Thousands of devoted fans gathered at High Point Solutions Stadium on Busch Campus Saturday to witness the Scarlet Knights face off against the University of Houston Cougars in the Rutgers Homecoming game. Unbeknownst to many, a more unusual competition took place just outside the stadium prior to the football game.
The annual Rutgers Wing Bowl was held at the R Block Party in Athletes Glen outside High Point Solutions Stadium. The event gathered three participants — one from Highland Park, one from Manalapan and Rutgers alumnus Eric Reitzel from Ewing.
Competitors were given a Rutgers bib, a bottle of water and an aluminum tray filled with chicken wings. Their mission was to consume the most wings possible in only two minutes. The clock started and the hungry contestants began digging into the trays of wings in front of them.
It’s no surprise that Reitzel emerged the victor. While his two opponents ate their wings at a steady and conventional rate, Reitzel distinguished himself with his speed and managed to inhale 25 wings.
“I was just trying to go for the flat wings and just rip the meat right off of it as fast as possible,” Reitzel said.
Reitzel, Class of ’94, has competed in past Rutgers Wing Bowl competitions. He discovered his ability to speedily consume chicken wings during his first year at Rutgers.
Reitzel’s residence hall president in Clothier Hall held a wing-eating contest with dangerously hot “thermonuclear” wings from Cluck-U Chicken. Although Reitzel won the competition, it took three long hours before the burning sensations he felt in his mouth wore off.
With only three competitors, the 2013 Rutgers Wing Bowl drew a very small crowd of spectators — likely a mixture of the participants’ family and friends along with a few curious passers-by. This scarcity of interest largely reflects the public’s attitude toward competitive eating.
People generally do not perceive competitive eating as a sport.

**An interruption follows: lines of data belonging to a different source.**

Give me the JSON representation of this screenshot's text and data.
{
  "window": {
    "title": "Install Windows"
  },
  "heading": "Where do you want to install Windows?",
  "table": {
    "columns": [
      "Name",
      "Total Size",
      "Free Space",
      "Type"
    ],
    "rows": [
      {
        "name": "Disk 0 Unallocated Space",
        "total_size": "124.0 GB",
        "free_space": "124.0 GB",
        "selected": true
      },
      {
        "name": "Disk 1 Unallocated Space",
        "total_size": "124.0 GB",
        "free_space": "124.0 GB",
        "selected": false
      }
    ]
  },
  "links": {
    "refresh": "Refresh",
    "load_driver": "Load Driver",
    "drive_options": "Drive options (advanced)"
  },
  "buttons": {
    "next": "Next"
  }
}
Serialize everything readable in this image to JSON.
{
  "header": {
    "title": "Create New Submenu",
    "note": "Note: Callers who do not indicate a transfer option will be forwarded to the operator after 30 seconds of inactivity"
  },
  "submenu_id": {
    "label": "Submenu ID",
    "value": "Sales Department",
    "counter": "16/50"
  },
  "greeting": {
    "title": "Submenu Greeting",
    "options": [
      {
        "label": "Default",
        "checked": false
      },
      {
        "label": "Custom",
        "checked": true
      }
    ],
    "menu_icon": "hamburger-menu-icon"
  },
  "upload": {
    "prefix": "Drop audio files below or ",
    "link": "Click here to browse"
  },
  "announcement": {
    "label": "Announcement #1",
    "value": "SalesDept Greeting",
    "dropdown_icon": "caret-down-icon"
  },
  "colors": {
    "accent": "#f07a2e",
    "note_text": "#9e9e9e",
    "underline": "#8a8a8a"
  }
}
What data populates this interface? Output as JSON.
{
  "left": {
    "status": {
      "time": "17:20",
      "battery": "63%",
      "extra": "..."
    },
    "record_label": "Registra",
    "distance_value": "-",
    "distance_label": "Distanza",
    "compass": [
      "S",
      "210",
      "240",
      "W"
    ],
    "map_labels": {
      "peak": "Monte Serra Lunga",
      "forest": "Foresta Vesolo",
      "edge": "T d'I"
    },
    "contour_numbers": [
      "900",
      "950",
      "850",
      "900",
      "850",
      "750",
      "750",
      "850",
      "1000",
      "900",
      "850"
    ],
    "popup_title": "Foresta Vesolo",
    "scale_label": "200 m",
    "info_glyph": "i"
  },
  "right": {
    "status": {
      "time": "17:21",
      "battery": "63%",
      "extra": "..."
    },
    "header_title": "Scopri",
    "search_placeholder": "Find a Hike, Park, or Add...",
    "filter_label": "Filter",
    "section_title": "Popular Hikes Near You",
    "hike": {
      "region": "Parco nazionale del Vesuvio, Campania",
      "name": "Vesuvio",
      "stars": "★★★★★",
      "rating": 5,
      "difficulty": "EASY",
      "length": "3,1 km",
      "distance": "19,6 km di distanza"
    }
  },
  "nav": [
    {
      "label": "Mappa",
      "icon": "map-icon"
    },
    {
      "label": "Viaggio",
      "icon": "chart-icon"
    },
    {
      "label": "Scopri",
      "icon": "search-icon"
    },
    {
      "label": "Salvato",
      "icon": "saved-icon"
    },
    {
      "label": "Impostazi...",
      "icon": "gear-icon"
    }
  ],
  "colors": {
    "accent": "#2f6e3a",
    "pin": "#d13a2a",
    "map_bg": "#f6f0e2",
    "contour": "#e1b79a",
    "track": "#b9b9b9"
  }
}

Many view eating contests as disgusting, offensive and ultimately repulsive. Nevertheless, if competitive eating really is a sport, then the Rutgers Wing Bowl is the equivalent of a Little League baseball game.
The World Series of competitive eating is the annual Nathan’s Hot Dog Eating Contest. This past Fourth of July, eater Joe Chestnut broke the world record at the Nathan’s competition, consuming 69 hot dogs in only 10 minutes.

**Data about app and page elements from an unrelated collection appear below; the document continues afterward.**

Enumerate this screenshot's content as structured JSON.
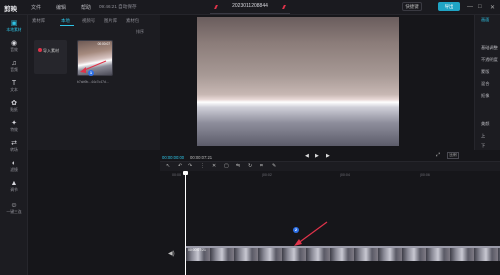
{
  "app": {
    "logo_text": "剪映",
    "menus": [
      "文件",
      "编辑",
      "帮助"
    ],
    "autosave": "09:46:21 自动保存",
    "project_name": "2023011208844",
    "shortcut_label": "快捷键",
    "export_label": "导出",
    "window_controls": [
      "—",
      "□",
      "✕"
    ]
  },
  "rail": {
    "items": [
      {
        "icon": "▣",
        "label": "本地素材",
        "active": true
      },
      {
        "icon": "◉",
        "label": "音效"
      },
      {
        "icon": "♫",
        "label": "音频"
      },
      {
        "icon": "T",
        "label": "文本"
      },
      {
        "icon": "✿",
        "label": "贴纸"
      },
      {
        "icon": "✦",
        "label": "特效"
      },
      {
        "icon": "⇄",
        "label": "转场"
      },
      {
        "icon": "◐",
        "label": "滤镜"
      },
      {
        "icon": "▲",
        "label": "调节"
      },
      {
        "icon": "☺",
        "label": "一键三连"
      }
    ]
  },
  "media": {
    "tabs": [
      {
        "label": "素材库"
      },
      {
        "label": "本地",
        "active": true
      },
      {
        "label": "视频号"
      },
      {
        "label": "图片库"
      },
      {
        "label": "素材包"
      }
    ],
    "sort_label": "排序",
    "import_label": "导入素材",
    "thumb_duration": "00:00:07",
    "thumb_name": "b7ab9b...44c7c47d...",
    "badge1": "1"
  },
  "player": {
    "time_current": "00:00:00:00",
    "time_total": "00:00:07:21",
    "ratio_label": "比例"
  },
  "props": {
    "items": [
      {
        "label": "画面",
        "active": true
      },
      {
        "label": "基础调整"
      },
      {
        "label": "不透明度"
      },
      {
        "label": "蒙版"
      },
      {
        "label": "混合"
      },
      {
        "label": "抠像"
      },
      {
        "label": "美颜"
      },
      {
        "label": "上"
      },
      {
        "label": "下"
      }
    ]
  },
  "timeline": {
    "ruler": [
      "00:00",
      "|00:02",
      "|00:04",
      "|00:06"
    ],
    "clip_label": "00:00:07:21",
    "badge2": "2"
  },
  "colors": {
    "accent": "#2ec4e6",
    "badge": "#2c6fe6",
    "arrow": "#e0334a",
    "background": "#16161a",
    "panel": "#1c1c21"
  }
}
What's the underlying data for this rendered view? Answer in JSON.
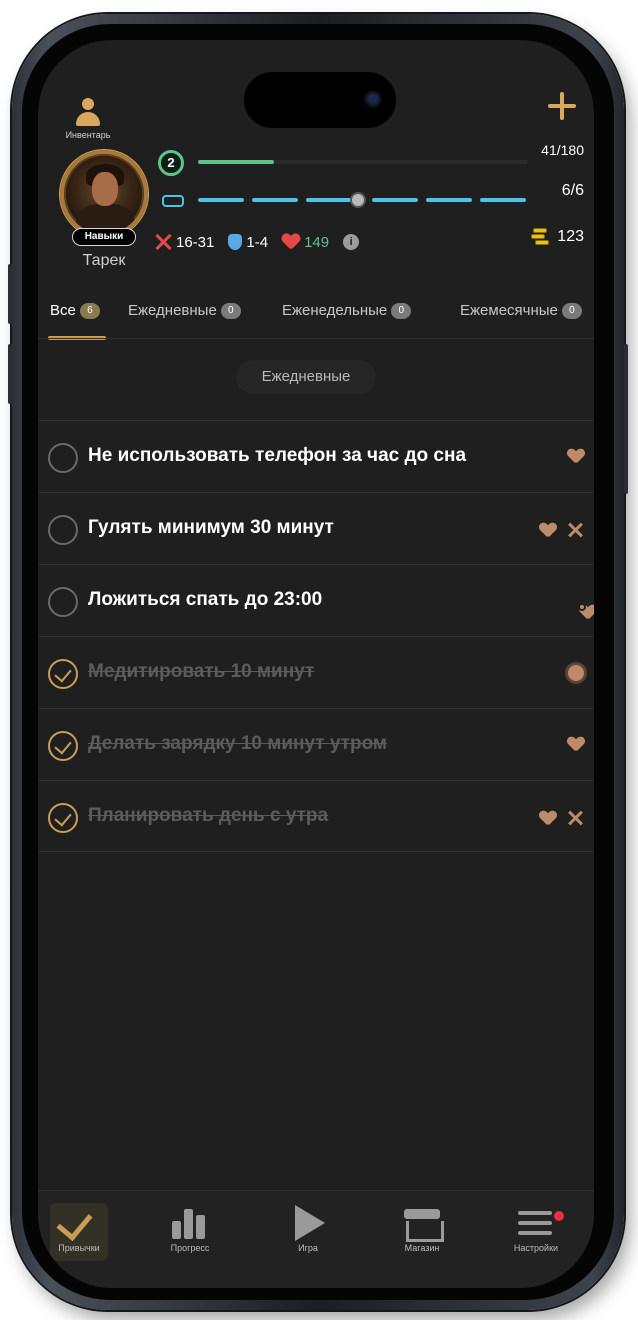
{
  "header": {
    "inventory_label": "Инвентарь",
    "hero_name": "Тарек",
    "skills_label": "Навыки",
    "level": "2",
    "xp_text": "41/180",
    "xp_progress": 0.23,
    "energy_text": "6/6",
    "attack": "16-31",
    "defense": "1-4",
    "health": "149",
    "info_icon": "i",
    "gold": "123"
  },
  "tabs": [
    {
      "label": "Все",
      "count": "6"
    },
    {
      "label": "Ежедневные",
      "count": "0"
    },
    {
      "label": "Еженедельные",
      "count": "0"
    },
    {
      "label": "Ежемесячные",
      "count": "0"
    }
  ],
  "section_label": "Ежедневные",
  "habits": [
    {
      "text": "Не использовать телефон за час до сна",
      "done": false,
      "icons": [
        "heart-icon"
      ]
    },
    {
      "text": "Гулять минимум 30 минут",
      "done": false,
      "icons": [
        "heart-icon",
        "crossed-swords-icon"
      ]
    },
    {
      "text": "Ложиться спать до 23:00",
      "done": false,
      "icons": [
        "heart-gear-icon"
      ]
    },
    {
      "text": "Медитировать 10 минут",
      "done": true,
      "icons": [
        "burst-icon"
      ]
    },
    {
      "text": "Делать зарядку 10 минут утром",
      "done": true,
      "icons": [
        "heart-icon"
      ]
    },
    {
      "text": "Планировать день с утра",
      "done": true,
      "icons": [
        "heart-icon",
        "crossed-swords-icon"
      ]
    }
  ],
  "nav": {
    "habits": "Привычки",
    "progress": "Прогресс",
    "game": "Игра",
    "store": "Магазин",
    "settings": "Настройки"
  },
  "colors": {
    "accent_gold": "#c99d55",
    "xp_green": "#5ec28c",
    "energy_blue": "#4cc3e8",
    "health_red": "#e64848"
  }
}
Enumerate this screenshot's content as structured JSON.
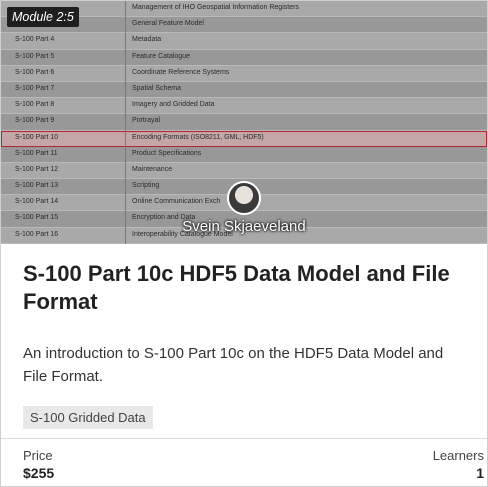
{
  "module_badge": "Module 2:5",
  "thumbnail_rows": [
    {
      "part": "",
      "desc": "Management of IHO Geospatial Information Registers"
    },
    {
      "part": "",
      "desc": "General Feature Model"
    },
    {
      "part": "S-100 Part 4",
      "desc": "Metadata"
    },
    {
      "part": "S-100 Part 5",
      "desc": "Feature Catalogue"
    },
    {
      "part": "S-100 Part 6",
      "desc": "Coordinate Reference Systems"
    },
    {
      "part": "S-100 Part 7",
      "desc": "Spatial Schema"
    },
    {
      "part": "S-100 Part 8",
      "desc": "Imagery and Gridded Data"
    },
    {
      "part": "S-100 Part 9",
      "desc": "Portrayal"
    },
    {
      "part": "S-100 Part 10",
      "desc": "Encoding Formats (ISO8211, GML, HDF5)"
    },
    {
      "part": "S-100 Part 11",
      "desc": "Product Specifications"
    },
    {
      "part": "S-100 Part 12",
      "desc": "Maintenance"
    },
    {
      "part": "S-100 Part 13",
      "desc": "Scripting"
    },
    {
      "part": "S-100 Part 14",
      "desc": "Online Communication Exch"
    },
    {
      "part": "S-100 Part 15",
      "desc": "Encryption and Data"
    },
    {
      "part": "S-100 Part 16",
      "desc": "Interoperability Catalogue Model"
    }
  ],
  "highlighted_row": 8,
  "author": "Svein Skjaeveland",
  "course_title": "S-100 Part 10c HDF5 Data Model and File Format",
  "course_description": "An introduction to S-100 Part 10c on the HDF5 Data Model and File Format.",
  "tag": "S-100 Gridded Data",
  "price_label": "Price",
  "price_value": "$255",
  "learners_label": "Learners",
  "learners_value": "1",
  "colors": {
    "highlight_border": "#b3262f"
  }
}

But Chestnut is not the only figure in competitive eating who has been making news recently. Matt Stonie, a 21-year-old competitive eater, downed 111 Twinkies in six minutes at the World Twinkie Eating Championship last Saturday in Tunica, Miss. Chestnut ate 121, winning the competition.
On Oct. 12, female competitive eater Miki Sudo devoured 1.687 gallons of chili at Ben’s Chili Bowl World Chili Eating Championship in Washington, D.C., coming in third place after two men.

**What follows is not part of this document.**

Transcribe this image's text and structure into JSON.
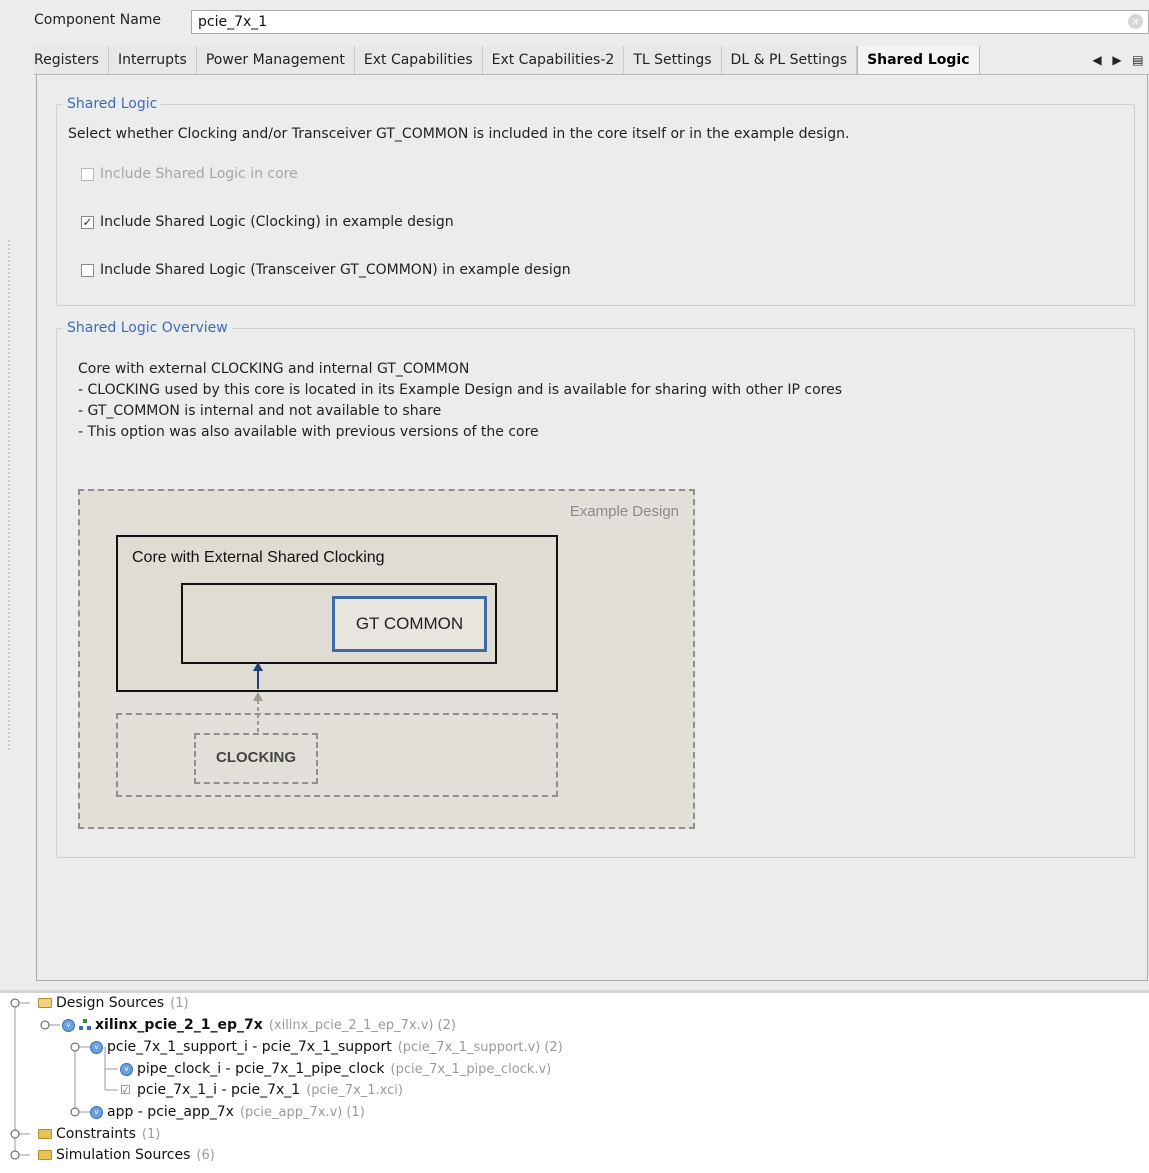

Rutgers can even claim to have fostered its own big-time competitive eater — alumnus Jonathan “Super” Squibb.
The three-time victor of Philadelphia’s annual Wing Bowl competition, Squibb, has repeatedly impressed his audience by consuming more than 200 wings in 30 minutes at each competition. His winning streak was broken in 2012 by Japanese competitive eating legend Takeru Kobayashi, who consumed a total of 337 wings.
Squibb registered to participate in the 2013 Rutgers Wing Bowl, but was placed on the waiting list.
Accomplishing such exceptional feasting feats is an enduring task. To better their performance in competition, professional competitive eaters push their bodies to the limit through rigorous training, just like any athlete would.
Many dedicated competitive eaters stretch their stomachs to hold greater capacities of food by regularly drinking a gallon of milk or water in a single sitting.
As stated in a Sept. 29, 2005 article by Brian Alexander of the Seattle Times, competitive eater Eric “Badlands” Booker claimed to have prepared for a wing eating competition by chewing up to five sticks of gum at a time to strengthen his jaw.
Whether or not competitive eating is a sport, concerns regarding the effects of pushing gastric limits remains a controversial topic for the general public.
In an article by Richard Sine of WebMD, Milton Stokes, nutritionist and spokesman for the American Dietetic Association, denounced competitive eating. He believes eating contests could potentially spread attitudes of indifference toward the dangers of excessive food consumption.
One would assume that overeating leads to weight gain, but surprisingly, many of the best competitive eaters remain slim and trim. The website of the competitive eater Takeru Kobayashi lists his weight as only 128 pounds — unexpected for a man with the ability to down 13 grilled cheese sandwiches in only 60 seconds.
There’s much more to the world of competitive eating than just three men eating chicken wings out of metal trays before a Rutgers football game. Like traditional athletes, professional competitive eaters train to achieve higher goals and perform to the best of their ability.
To many, the activity might seem unpleasant, but the truth remains — competitive eating has a serious side, beyond leisurely eating contests at county fairs and tailgating parties.